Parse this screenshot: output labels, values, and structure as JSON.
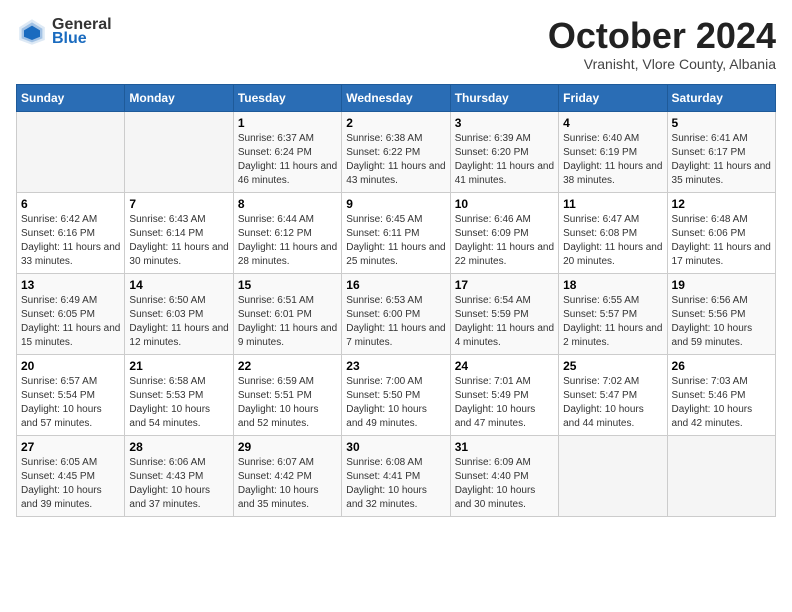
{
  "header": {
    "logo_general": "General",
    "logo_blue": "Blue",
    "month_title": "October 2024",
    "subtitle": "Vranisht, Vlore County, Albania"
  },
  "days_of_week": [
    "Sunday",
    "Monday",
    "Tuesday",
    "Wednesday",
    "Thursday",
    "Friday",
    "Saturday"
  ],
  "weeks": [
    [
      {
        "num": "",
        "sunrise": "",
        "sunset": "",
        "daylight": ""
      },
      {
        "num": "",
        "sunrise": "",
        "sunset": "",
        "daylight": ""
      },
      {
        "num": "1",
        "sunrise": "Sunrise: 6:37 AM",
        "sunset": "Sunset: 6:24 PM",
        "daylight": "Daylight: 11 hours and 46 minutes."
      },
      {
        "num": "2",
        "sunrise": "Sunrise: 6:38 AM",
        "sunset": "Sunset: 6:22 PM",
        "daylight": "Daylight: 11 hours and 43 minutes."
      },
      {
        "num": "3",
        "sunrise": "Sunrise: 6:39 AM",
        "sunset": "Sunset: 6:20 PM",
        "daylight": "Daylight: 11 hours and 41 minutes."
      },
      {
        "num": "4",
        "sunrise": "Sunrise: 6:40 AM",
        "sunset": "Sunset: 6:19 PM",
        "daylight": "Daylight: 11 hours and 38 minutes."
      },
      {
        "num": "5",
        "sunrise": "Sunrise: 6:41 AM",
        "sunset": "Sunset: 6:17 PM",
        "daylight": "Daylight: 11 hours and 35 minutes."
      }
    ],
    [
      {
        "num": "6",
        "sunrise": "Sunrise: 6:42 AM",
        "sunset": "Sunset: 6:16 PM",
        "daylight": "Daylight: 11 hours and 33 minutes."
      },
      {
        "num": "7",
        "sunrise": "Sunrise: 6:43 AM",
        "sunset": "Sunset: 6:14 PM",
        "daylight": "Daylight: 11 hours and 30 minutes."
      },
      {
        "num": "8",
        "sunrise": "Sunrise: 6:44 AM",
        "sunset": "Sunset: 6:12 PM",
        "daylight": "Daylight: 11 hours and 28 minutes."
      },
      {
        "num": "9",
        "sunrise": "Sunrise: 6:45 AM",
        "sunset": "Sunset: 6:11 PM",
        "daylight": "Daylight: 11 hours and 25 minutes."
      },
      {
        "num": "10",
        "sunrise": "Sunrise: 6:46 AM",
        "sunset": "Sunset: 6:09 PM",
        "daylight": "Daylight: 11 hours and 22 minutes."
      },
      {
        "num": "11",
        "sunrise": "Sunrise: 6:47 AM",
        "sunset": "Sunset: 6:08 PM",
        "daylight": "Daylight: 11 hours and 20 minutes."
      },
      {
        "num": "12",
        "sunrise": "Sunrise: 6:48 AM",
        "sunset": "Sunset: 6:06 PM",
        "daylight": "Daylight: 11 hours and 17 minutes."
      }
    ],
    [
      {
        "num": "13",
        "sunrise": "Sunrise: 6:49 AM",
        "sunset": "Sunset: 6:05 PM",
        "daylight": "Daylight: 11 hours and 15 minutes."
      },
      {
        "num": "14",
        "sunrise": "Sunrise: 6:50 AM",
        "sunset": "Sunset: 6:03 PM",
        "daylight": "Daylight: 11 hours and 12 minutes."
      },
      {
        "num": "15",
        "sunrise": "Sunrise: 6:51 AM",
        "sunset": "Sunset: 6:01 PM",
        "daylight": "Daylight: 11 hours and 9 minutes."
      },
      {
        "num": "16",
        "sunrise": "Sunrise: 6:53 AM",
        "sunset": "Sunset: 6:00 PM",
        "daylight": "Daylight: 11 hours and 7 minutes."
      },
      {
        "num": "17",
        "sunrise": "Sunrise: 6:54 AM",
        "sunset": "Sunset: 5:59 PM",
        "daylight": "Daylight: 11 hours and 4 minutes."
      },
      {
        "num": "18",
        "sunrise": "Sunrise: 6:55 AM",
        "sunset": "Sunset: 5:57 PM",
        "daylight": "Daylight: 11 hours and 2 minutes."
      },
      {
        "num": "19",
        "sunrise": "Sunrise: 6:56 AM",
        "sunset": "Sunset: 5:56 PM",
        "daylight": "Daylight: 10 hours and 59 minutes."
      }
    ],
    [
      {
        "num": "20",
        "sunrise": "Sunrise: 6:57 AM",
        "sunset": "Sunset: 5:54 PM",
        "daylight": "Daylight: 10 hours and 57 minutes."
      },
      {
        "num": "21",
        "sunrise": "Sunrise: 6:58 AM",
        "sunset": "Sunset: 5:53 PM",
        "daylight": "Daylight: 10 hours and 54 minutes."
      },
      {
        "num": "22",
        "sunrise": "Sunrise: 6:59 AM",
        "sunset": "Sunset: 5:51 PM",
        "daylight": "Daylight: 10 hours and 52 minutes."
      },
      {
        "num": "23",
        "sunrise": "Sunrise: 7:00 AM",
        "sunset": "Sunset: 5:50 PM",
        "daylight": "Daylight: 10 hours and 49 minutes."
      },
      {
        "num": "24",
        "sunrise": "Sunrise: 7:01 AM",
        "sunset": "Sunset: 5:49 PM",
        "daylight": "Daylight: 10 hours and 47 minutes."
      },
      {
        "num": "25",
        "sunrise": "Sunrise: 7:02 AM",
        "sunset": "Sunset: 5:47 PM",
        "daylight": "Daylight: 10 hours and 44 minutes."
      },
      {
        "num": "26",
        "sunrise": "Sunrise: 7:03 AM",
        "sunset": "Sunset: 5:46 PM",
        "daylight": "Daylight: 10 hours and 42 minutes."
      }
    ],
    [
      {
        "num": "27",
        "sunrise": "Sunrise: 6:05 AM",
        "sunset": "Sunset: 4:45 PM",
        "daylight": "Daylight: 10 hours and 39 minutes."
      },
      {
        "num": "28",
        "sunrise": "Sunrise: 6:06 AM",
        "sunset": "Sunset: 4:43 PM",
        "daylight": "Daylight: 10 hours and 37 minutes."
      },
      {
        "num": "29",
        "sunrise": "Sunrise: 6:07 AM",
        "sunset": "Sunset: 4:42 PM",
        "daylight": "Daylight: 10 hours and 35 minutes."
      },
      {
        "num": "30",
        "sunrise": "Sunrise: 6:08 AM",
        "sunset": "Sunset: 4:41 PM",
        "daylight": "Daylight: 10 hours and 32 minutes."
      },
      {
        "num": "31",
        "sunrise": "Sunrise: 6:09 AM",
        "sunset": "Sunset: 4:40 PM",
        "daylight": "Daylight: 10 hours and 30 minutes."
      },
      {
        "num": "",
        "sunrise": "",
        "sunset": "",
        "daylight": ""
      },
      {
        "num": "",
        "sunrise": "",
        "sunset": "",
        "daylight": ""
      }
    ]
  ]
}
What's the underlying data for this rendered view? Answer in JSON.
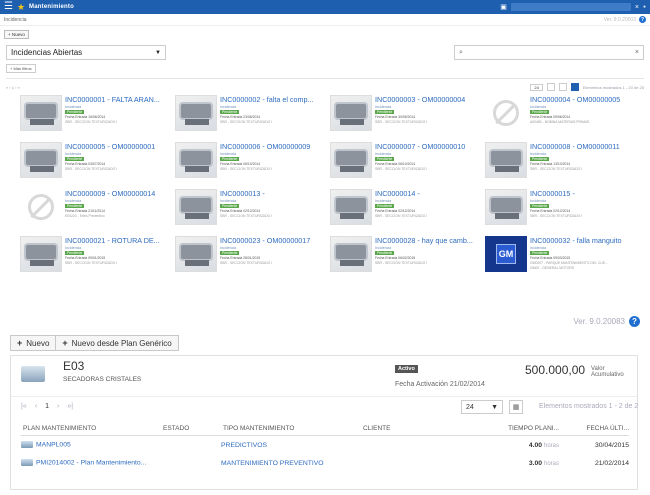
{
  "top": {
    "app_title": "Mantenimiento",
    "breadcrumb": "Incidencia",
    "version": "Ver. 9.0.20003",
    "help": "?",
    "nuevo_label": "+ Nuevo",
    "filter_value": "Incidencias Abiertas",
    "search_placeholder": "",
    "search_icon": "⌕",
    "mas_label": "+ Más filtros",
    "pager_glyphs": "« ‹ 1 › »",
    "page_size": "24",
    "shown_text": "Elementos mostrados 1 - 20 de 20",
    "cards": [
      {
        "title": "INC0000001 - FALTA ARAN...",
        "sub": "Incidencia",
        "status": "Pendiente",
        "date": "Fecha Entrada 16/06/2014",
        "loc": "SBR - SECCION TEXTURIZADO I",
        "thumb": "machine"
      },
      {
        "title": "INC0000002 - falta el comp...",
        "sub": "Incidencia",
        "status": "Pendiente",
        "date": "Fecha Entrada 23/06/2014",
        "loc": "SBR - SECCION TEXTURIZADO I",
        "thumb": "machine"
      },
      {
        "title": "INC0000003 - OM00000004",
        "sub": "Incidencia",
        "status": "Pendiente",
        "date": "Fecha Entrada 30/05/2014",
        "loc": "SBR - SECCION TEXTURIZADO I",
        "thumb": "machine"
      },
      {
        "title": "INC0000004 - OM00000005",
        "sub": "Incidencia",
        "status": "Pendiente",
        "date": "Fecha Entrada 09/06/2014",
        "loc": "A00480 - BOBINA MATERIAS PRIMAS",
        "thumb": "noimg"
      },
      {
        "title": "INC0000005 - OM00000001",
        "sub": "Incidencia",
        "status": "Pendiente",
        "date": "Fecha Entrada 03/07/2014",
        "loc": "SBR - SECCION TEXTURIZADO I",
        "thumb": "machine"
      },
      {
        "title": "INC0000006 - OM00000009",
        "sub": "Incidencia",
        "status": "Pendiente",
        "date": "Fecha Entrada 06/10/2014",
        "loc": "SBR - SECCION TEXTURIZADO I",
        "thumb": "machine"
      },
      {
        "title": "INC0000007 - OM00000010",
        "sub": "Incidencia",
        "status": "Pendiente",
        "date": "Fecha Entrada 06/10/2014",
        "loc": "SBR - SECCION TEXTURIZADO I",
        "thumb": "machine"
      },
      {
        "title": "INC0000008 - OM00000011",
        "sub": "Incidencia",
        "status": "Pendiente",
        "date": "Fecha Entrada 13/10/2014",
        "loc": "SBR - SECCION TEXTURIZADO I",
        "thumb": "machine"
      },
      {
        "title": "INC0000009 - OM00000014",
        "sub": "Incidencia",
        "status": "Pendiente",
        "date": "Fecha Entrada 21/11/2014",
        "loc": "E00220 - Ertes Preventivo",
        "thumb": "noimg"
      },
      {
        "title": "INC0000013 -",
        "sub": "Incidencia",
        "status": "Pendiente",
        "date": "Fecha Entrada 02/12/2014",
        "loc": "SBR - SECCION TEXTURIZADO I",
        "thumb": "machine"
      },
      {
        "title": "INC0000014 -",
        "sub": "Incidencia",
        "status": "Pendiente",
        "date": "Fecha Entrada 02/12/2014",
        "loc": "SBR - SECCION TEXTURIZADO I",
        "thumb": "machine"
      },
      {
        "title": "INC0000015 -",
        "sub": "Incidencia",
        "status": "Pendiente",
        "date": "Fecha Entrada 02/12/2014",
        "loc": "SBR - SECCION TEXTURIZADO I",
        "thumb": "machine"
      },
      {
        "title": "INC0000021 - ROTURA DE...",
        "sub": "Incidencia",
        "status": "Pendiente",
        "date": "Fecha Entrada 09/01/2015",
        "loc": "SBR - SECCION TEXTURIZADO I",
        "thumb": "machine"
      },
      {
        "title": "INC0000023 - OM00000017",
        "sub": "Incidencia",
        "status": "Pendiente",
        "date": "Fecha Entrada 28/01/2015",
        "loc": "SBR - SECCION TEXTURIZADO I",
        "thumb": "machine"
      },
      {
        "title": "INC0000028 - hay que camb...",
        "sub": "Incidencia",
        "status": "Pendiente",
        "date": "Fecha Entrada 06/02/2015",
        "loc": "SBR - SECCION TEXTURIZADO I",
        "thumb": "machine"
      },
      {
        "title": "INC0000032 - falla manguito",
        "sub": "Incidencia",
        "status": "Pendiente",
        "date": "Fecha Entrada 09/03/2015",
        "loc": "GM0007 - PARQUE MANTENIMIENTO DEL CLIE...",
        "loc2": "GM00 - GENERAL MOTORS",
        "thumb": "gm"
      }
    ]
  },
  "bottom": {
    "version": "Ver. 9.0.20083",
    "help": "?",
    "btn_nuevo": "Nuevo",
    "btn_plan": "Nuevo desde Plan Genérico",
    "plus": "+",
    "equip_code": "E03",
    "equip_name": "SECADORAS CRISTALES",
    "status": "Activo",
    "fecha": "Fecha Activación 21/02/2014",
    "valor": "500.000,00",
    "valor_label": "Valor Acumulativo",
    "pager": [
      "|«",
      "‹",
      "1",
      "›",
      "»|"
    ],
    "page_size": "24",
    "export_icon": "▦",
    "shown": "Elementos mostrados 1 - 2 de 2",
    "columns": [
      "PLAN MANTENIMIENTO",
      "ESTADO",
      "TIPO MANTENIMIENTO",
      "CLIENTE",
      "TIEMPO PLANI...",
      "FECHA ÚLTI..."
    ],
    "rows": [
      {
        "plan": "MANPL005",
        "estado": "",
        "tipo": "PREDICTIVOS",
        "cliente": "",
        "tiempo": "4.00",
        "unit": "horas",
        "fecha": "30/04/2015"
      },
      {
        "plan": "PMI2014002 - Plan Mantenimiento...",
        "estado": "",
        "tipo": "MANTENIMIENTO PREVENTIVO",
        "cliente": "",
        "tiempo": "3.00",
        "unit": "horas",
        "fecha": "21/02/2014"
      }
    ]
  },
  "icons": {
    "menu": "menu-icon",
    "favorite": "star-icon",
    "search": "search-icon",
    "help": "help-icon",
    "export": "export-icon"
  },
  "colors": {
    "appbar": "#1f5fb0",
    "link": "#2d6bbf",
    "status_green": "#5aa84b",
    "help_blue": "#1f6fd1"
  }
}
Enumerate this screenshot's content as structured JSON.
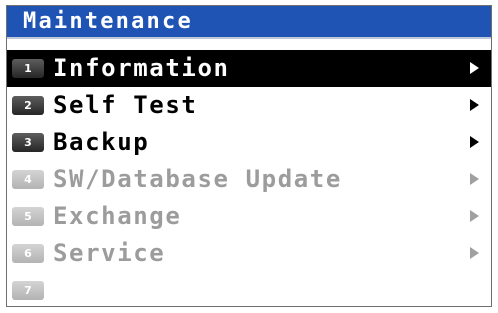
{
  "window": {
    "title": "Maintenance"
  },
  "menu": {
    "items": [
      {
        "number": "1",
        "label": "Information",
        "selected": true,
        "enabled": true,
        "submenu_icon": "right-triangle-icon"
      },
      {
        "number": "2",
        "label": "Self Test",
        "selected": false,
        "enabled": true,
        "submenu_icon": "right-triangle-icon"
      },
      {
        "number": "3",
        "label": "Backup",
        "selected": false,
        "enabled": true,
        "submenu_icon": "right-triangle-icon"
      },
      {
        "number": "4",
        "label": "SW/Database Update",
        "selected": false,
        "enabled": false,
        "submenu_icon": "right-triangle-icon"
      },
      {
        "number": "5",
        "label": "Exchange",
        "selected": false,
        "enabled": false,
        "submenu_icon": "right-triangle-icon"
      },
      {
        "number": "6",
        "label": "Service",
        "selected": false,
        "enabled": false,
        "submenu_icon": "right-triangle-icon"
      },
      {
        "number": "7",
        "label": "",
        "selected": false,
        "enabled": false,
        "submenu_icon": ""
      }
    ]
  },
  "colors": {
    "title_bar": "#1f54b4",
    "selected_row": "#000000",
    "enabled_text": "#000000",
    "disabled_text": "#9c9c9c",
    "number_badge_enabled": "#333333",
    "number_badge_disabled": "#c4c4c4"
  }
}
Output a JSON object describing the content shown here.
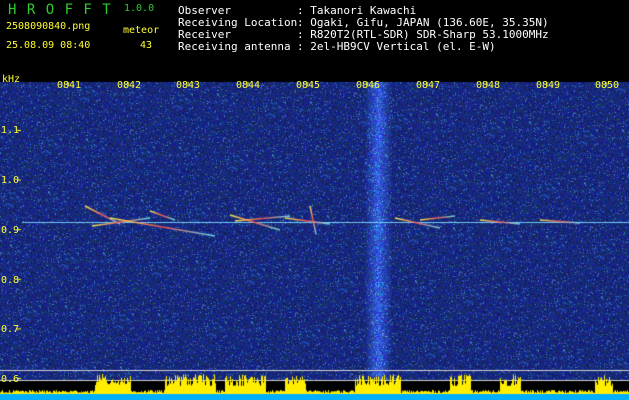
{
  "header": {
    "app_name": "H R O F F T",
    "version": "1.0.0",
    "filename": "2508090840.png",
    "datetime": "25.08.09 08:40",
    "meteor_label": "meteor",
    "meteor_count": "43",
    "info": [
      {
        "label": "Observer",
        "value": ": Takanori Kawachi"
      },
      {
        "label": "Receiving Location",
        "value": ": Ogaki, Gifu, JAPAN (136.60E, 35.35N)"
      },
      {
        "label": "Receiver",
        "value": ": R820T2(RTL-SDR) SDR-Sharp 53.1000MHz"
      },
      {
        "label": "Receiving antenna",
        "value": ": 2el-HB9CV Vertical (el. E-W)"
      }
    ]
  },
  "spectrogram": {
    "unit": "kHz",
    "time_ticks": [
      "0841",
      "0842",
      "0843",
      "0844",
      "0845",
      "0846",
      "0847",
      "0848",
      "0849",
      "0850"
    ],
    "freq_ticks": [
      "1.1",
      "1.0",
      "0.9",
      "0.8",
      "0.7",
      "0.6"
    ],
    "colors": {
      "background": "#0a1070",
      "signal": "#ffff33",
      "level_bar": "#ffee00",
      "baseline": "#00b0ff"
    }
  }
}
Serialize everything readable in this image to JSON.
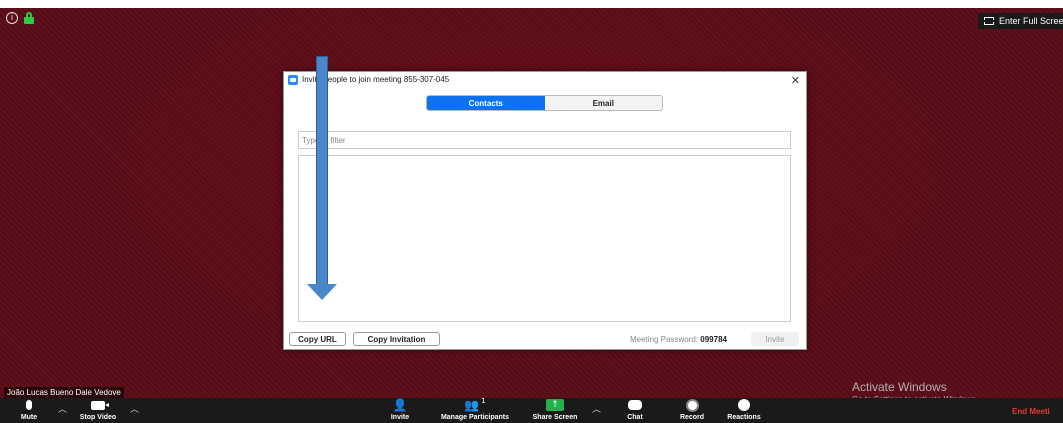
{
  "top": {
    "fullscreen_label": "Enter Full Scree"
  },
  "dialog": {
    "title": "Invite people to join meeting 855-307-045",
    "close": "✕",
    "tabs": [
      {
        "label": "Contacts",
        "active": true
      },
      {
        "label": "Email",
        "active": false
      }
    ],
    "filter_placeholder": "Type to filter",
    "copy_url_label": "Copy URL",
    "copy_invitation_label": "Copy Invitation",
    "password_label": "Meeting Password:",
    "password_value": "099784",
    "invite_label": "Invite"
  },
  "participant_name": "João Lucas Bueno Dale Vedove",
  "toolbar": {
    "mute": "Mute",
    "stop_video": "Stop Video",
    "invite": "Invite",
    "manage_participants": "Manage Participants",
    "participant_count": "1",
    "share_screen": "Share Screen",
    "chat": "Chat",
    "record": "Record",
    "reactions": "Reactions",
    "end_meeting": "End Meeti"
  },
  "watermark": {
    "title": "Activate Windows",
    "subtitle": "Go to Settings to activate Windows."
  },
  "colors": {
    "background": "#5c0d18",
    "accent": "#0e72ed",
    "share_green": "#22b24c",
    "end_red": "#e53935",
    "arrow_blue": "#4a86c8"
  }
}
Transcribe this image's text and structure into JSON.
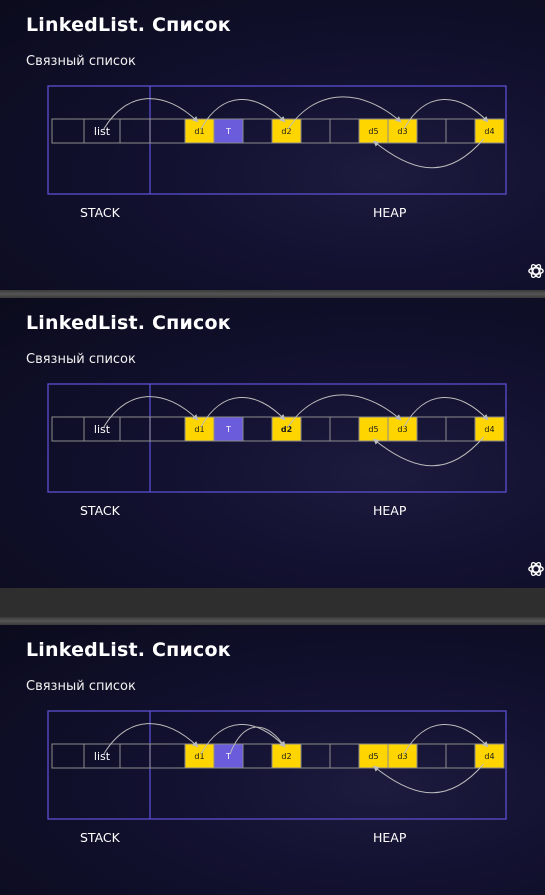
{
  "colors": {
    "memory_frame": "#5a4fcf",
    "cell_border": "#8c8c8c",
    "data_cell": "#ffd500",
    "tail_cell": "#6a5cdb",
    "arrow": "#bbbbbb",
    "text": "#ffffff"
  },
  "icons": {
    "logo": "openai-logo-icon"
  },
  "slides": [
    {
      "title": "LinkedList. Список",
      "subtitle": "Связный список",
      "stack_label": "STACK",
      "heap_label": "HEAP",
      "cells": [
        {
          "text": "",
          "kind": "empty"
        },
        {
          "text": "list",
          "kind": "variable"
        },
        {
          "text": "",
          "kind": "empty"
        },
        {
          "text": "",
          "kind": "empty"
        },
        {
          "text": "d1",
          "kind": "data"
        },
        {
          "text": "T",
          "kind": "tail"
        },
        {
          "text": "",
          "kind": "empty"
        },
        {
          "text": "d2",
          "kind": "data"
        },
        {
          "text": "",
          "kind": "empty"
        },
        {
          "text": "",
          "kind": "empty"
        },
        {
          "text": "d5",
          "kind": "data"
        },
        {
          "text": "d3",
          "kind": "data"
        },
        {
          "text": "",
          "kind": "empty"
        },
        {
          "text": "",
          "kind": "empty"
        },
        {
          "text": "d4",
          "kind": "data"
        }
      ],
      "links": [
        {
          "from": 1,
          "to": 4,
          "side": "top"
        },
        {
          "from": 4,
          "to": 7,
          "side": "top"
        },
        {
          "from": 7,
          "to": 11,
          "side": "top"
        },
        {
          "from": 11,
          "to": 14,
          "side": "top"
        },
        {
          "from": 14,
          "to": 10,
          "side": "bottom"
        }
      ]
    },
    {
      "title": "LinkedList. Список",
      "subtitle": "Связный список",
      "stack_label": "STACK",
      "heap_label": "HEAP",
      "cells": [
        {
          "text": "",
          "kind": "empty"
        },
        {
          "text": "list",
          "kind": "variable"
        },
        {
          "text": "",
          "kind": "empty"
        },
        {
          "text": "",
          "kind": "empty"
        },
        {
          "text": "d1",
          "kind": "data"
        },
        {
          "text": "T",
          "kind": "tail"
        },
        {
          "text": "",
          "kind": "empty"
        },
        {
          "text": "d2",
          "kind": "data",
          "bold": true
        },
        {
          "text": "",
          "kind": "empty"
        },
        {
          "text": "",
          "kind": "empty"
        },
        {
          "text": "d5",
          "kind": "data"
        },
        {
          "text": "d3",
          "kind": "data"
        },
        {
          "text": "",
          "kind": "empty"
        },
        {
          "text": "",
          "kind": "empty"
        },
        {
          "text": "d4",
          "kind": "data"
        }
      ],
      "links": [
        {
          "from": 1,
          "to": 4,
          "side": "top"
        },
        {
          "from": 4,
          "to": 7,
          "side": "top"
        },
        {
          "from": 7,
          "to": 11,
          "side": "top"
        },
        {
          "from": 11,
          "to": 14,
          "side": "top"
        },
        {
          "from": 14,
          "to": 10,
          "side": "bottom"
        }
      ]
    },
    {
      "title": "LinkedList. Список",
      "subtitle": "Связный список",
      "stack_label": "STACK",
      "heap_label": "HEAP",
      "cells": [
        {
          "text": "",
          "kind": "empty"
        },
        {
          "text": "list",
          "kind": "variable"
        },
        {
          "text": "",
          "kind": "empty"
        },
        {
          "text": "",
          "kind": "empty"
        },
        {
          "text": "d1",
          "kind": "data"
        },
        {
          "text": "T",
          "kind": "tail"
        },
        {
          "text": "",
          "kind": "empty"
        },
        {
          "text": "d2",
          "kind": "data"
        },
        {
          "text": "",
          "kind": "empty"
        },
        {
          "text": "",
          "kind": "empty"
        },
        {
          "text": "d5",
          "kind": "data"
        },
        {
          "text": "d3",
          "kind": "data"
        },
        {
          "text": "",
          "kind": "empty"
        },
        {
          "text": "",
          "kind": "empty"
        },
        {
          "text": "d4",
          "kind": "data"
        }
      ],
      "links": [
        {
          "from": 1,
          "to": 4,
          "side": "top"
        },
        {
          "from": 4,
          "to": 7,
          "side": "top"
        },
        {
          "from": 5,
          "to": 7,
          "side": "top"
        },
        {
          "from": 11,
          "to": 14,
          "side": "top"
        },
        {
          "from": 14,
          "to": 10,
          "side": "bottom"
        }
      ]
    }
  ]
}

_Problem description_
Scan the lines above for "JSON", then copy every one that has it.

_Output below_
Parse this screenshot: output labels, values, and structure as JSON.
What's the underlying data for this rendered view? Answer in JSON.
Enumerate this screenshot's content as structured JSON.
Output a JSON object describing the content shown here.
Serialize everything readable in this image to JSON.
Transcribe this image's text and structure into JSON.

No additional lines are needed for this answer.